If you want to reduce your windshield time, the NetGuardian 832A's built-in terminal server is a great tool. The NetGuardian gives you convenient LAN - or dial-up - access for controlling, configuring, and rebooting equipment like PBXs, switches, routers, or other serial equipment.
The NetGuardian terminal server is easier and more cost-effective than any of the alternatives: unnecessarily sending technicians to operate remote site equipment; installing expensive dedicated circuits; or buying a separate terminal server and RTU.
Easy access to your revenue-generating equipment is great, but how do you restrict that access to authorized personnel? You can protect your equipment with the NetGuardian's security password - for users without the right password, the ports to your equipment don't even exist.
The NetGuardian supports two kinds of proxy connections, direct and indirect. Indirect connections are more secure than direct connections.
Indirect connections are inherently secure, because they are mediated by the NetGuardian interface, and the entire NetGuardian interface is protected by passwords. Users need a password to gain access to any NetGuardian function, and the unit administrator can define and limit the access privileges of each individual user.
Direct connections are not password protected. A direct connection is a ordinary, unmediated Telnet link between your computer and a TCP port, bypassing the NetGuardian interface and its password security. A direct connection can be invoked straight from the command line by entering the telnet command, the IP address of the NetGuardian, and the number of the target TCP port.
You can ensure the best possible security for your proxy connections by disabling direct proxy connections.
There's a quick-and-dirty way to disable direct proxy connections: set the TCP port to an uncommon value. But that's only security by obscurity. The TCP port is still available for a direct connection, if anyone can find it.
The right way to secure your NetGuardian's proxy port is by using the NetGuardian's port definition interface to disable all TCP access.
To do this, your NetGuardian must have firmware version 2.6H or later. Download the latest version of the NetGuardian firmware.
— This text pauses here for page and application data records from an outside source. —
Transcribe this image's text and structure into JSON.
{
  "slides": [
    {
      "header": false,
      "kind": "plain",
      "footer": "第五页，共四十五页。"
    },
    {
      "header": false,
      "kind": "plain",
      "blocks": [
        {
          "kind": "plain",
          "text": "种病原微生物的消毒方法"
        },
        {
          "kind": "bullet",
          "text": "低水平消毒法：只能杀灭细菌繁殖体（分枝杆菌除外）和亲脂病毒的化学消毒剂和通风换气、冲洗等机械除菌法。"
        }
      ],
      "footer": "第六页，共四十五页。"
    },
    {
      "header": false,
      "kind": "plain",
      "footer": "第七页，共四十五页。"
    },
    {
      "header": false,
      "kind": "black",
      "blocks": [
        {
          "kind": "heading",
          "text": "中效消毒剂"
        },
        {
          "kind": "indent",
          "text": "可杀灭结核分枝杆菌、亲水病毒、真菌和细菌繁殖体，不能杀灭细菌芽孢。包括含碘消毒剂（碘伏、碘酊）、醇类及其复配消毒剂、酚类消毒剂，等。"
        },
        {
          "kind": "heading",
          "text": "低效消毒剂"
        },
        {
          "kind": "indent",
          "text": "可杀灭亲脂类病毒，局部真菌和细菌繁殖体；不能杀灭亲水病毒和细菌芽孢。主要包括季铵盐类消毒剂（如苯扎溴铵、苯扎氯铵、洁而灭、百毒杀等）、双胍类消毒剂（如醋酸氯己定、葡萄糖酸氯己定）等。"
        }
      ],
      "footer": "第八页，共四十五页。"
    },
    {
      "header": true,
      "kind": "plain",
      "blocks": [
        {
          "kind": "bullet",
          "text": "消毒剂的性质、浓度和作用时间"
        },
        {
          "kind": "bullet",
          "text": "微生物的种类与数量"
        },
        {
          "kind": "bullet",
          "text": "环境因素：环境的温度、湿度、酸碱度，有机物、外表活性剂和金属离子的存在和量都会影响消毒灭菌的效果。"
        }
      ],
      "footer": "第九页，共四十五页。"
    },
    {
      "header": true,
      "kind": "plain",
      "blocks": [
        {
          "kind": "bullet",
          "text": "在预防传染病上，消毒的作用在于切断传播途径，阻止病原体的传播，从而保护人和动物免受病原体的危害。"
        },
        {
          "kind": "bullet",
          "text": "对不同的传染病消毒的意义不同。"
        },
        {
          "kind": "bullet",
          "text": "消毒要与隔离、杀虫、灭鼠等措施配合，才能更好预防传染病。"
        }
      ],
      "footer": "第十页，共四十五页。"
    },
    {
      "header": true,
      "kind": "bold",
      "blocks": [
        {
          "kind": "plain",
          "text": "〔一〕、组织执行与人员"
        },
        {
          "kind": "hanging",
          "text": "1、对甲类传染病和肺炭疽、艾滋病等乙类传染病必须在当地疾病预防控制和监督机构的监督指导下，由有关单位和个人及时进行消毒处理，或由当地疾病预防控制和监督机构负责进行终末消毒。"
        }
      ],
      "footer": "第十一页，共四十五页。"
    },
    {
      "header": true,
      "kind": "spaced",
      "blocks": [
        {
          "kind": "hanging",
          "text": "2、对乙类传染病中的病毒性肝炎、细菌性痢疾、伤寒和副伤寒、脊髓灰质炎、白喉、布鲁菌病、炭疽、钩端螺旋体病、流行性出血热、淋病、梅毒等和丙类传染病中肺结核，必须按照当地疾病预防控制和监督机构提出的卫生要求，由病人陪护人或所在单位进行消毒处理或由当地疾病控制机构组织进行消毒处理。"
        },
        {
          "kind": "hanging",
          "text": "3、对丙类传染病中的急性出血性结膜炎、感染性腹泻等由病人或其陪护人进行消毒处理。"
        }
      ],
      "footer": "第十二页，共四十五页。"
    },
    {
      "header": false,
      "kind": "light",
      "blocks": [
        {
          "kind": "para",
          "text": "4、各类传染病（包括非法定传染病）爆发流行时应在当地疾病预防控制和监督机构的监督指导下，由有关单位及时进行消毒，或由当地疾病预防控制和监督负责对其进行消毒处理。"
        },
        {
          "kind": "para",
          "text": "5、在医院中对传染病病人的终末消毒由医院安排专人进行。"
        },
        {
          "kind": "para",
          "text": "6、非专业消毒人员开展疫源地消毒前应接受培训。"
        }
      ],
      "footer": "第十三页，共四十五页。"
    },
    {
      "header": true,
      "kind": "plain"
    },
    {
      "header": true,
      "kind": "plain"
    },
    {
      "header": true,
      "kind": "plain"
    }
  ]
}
Here's how it's done: Connect to the NetGuardian using either NGEdit, the Web Browser Interface, or the TTY interface, and navigate to Port Definition, as shown in the side figure. (The example shown is from NGEdit, but any of the NetGuardian's software configuration interfaces will do).
To disable TCP access, simply set the Port Type to Off, as shown. When set to Off, the port is no longer associated with a TCP socket, completely disabling the port from direct proxy connection.
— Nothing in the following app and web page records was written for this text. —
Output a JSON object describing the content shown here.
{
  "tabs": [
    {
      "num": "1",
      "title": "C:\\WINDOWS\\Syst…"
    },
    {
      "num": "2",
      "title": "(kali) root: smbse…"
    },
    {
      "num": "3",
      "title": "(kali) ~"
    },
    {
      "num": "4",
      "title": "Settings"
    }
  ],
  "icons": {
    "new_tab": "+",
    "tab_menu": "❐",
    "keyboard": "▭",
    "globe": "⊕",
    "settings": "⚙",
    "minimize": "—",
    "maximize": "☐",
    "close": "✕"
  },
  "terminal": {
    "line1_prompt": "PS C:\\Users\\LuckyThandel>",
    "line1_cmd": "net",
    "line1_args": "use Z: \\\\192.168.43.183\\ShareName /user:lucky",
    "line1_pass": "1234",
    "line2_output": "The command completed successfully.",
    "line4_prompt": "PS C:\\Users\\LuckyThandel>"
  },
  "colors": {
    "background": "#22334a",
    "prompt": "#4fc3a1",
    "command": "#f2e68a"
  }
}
In the screenshot, Port 1 is configured as a TCP port to connect to a device labeled EQPT 1. This device can be reached by both direct and indirect connections. Port 2 is associated with a device labeled EQPT 2, but its Port Type is set to Off.
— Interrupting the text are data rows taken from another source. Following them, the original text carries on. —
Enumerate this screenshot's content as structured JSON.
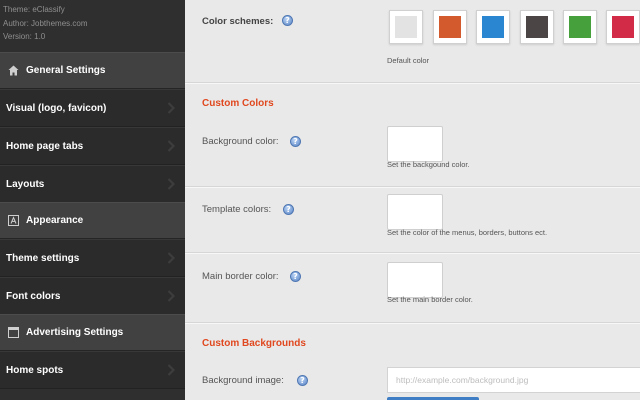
{
  "sidebar": {
    "meta": {
      "theme": "Theme: eClassify",
      "author": "Author: Jobthemes.com",
      "version": "Version: 1.0"
    },
    "sections": [
      {
        "title": "General Settings",
        "icon": "home-icon"
      },
      {
        "title": "Appearance",
        "icon": "appearance-icon"
      },
      {
        "title": "Advertising Settings",
        "icon": "window-icon"
      }
    ],
    "items": [
      {
        "label": "Visual (logo, favicon)"
      },
      {
        "label": "Home page tabs"
      },
      {
        "label": "Layouts"
      },
      {
        "label": "Theme settings"
      },
      {
        "label": "Font colors"
      },
      {
        "label": "Home spots"
      }
    ]
  },
  "main": {
    "color_schemes": {
      "label": "Color schemes:",
      "default_label": "Default color",
      "swatches": [
        "#e3e3e3",
        "#d35a2d",
        "#2a86d1",
        "#4b4645",
        "#46a13c",
        "#d22b47"
      ]
    },
    "custom_colors": {
      "title": "Custom Colors",
      "background": {
        "label": "Background color:",
        "note": "Set the backgound color."
      },
      "template": {
        "label": "Template colors:",
        "note": "Set the color of the menus, borders, buttons ect."
      },
      "border": {
        "label": "Main border color:",
        "note": "Set the main border color."
      }
    },
    "custom_backgrounds": {
      "title": "Custom Backgrounds",
      "image_label": "Background image:",
      "image_placeholder": "http://example.com/background.jpg"
    },
    "help_glyph": "?"
  }
}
EQPT 2 can't be accessed by a direct proxy connection, but it's still available through an indirect proxy connection, mediated by the NetGuardian and its password protection. Authorized users with the correct password can log on to the device. Users without the correct password are shut out.
This is just one of the ways the NetGuardian helps you securely manage your remote sites and your remote site equipment. You can find out about everything the NetGuardian can do for you on our NetGuardian page. Check it out!
You need to see DPS gear in action. Get a live demo with our engineers.
Have a specific question? Ask our team of expert engineers and get a specific answer!
Sign up for the next DPS Factory Training!
Whether you're new to our equipment or you've used it for years, DPS factory training is the best way to get more from your monitoring.Reserve Your Seat Today